Track down every line below that holds "Where" and copy it.
-.-.-
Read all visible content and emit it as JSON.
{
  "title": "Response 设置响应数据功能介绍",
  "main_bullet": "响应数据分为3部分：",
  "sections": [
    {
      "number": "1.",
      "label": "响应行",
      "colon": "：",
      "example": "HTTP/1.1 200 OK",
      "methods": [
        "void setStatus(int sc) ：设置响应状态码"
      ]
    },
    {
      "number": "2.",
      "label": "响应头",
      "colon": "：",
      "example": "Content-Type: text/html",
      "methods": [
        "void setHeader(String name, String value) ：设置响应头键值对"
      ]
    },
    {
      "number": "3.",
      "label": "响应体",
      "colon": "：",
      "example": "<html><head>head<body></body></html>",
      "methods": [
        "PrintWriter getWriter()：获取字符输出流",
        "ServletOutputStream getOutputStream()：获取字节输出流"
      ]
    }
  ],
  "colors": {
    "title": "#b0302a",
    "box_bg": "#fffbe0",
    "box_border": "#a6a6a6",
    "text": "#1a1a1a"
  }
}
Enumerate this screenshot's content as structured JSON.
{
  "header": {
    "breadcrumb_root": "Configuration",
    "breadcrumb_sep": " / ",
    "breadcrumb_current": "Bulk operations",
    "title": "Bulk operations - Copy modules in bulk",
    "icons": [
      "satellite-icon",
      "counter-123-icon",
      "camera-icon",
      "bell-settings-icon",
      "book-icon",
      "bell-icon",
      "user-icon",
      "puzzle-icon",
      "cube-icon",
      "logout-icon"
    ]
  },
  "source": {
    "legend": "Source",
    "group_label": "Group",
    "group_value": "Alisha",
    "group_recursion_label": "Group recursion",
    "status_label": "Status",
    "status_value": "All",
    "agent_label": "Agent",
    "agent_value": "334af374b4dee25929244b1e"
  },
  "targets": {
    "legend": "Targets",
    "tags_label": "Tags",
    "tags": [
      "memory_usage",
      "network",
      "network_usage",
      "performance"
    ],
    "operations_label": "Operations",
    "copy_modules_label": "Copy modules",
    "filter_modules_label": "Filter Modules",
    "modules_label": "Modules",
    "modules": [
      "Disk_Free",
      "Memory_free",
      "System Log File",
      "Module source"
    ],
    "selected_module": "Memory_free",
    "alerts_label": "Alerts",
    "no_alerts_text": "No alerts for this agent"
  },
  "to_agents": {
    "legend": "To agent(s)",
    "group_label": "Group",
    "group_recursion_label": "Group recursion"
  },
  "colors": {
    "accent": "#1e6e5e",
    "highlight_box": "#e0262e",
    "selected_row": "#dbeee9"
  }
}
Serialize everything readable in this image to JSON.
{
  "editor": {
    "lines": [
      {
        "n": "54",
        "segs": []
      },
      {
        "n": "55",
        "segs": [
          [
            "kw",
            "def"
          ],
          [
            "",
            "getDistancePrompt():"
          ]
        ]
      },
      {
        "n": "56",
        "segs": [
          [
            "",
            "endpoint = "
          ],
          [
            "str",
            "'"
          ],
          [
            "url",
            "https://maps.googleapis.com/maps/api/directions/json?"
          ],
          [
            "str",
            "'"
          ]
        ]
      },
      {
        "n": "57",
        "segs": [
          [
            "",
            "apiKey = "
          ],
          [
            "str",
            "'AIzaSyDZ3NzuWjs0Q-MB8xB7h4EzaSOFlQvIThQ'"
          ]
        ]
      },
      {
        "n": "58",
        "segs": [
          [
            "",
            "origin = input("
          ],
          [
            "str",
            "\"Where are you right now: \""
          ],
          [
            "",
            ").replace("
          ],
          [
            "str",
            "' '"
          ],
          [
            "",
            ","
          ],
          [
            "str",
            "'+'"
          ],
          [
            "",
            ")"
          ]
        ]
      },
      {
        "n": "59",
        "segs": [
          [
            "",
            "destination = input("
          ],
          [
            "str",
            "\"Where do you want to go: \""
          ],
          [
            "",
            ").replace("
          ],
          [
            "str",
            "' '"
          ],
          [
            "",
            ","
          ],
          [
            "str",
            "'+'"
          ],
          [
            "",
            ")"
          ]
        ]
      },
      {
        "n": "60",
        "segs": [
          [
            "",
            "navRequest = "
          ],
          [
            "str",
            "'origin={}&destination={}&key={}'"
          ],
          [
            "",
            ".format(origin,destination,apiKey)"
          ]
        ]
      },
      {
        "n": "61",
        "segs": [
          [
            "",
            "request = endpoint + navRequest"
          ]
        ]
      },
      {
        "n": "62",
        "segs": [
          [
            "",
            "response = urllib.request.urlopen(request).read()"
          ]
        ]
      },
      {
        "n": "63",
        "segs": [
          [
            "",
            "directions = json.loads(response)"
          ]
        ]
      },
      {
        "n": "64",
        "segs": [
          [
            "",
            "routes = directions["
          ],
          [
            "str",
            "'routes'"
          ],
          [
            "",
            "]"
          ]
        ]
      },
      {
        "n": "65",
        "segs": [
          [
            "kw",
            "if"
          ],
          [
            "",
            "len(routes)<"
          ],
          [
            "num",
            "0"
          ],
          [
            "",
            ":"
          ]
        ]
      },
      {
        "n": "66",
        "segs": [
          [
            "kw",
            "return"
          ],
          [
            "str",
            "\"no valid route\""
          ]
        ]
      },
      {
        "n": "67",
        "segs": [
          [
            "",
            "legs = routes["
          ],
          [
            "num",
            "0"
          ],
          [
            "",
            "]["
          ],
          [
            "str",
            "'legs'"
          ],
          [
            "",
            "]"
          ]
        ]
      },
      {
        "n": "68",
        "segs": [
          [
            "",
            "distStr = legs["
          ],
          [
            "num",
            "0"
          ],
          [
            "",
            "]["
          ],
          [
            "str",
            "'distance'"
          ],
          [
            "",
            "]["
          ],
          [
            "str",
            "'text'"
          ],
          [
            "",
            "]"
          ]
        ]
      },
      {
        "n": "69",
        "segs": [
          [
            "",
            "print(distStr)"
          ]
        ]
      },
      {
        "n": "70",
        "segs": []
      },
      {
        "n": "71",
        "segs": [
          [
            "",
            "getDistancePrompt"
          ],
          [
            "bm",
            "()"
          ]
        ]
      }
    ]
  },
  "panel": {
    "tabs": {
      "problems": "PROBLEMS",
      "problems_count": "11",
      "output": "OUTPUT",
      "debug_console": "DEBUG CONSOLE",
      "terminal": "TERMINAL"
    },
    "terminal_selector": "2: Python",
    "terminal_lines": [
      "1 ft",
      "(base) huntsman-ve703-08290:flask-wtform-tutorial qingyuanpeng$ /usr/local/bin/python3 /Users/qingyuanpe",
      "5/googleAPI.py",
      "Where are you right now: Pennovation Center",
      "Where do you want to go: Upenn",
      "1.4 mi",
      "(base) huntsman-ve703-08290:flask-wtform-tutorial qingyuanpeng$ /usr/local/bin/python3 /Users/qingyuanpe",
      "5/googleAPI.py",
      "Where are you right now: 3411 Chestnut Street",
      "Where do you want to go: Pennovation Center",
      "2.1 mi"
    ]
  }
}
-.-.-
**Response:**
            "\"Where are you right now: \""
            "\"Where do you want to go: \""
      "Where are you right now: Pennovation Center",
      "Where do you want to go: Upenn",
      "Where are you right now: 3411 Chestnut Street",
      "Where do you want to go: Pennovation Center",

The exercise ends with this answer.